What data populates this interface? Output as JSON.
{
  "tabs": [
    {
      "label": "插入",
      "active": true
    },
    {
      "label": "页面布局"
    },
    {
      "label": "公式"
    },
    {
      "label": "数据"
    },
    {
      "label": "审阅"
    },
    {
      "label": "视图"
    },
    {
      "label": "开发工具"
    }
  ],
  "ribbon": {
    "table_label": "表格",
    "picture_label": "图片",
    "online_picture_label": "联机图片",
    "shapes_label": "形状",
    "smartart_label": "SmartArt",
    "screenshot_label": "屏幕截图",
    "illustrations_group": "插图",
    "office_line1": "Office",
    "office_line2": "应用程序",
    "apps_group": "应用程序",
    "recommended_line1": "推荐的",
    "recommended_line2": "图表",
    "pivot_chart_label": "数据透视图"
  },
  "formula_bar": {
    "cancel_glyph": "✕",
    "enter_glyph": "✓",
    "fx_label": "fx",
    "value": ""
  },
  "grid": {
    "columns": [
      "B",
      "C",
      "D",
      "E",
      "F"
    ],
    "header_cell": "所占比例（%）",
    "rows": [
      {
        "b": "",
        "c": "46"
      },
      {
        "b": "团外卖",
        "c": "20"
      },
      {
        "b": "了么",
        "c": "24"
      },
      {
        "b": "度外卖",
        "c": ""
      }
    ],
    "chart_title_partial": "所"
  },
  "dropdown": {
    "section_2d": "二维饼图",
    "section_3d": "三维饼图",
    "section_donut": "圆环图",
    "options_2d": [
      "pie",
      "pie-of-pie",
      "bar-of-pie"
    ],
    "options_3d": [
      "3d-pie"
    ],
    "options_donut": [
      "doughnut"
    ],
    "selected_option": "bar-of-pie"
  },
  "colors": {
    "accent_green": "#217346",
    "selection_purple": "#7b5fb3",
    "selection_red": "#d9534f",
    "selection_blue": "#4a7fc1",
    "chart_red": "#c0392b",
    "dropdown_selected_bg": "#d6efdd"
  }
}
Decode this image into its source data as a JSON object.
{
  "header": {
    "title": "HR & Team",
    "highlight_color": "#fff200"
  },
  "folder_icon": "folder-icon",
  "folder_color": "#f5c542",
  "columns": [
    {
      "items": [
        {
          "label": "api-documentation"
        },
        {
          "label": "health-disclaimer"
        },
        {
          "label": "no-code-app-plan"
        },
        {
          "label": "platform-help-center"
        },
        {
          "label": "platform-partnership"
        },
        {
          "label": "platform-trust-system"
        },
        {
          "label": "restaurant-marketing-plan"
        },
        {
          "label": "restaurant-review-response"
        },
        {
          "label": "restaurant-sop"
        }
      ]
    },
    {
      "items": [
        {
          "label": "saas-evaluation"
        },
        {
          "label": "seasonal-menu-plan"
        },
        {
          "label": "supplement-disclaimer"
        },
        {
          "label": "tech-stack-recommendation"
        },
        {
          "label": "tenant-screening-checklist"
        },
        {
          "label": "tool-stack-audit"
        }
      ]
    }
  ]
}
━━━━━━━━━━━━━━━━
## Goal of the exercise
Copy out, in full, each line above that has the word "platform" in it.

## Problem solution
          "label": "platform-help-center"
          "label": "platform-partnership"
          "label": "platform-trust-system"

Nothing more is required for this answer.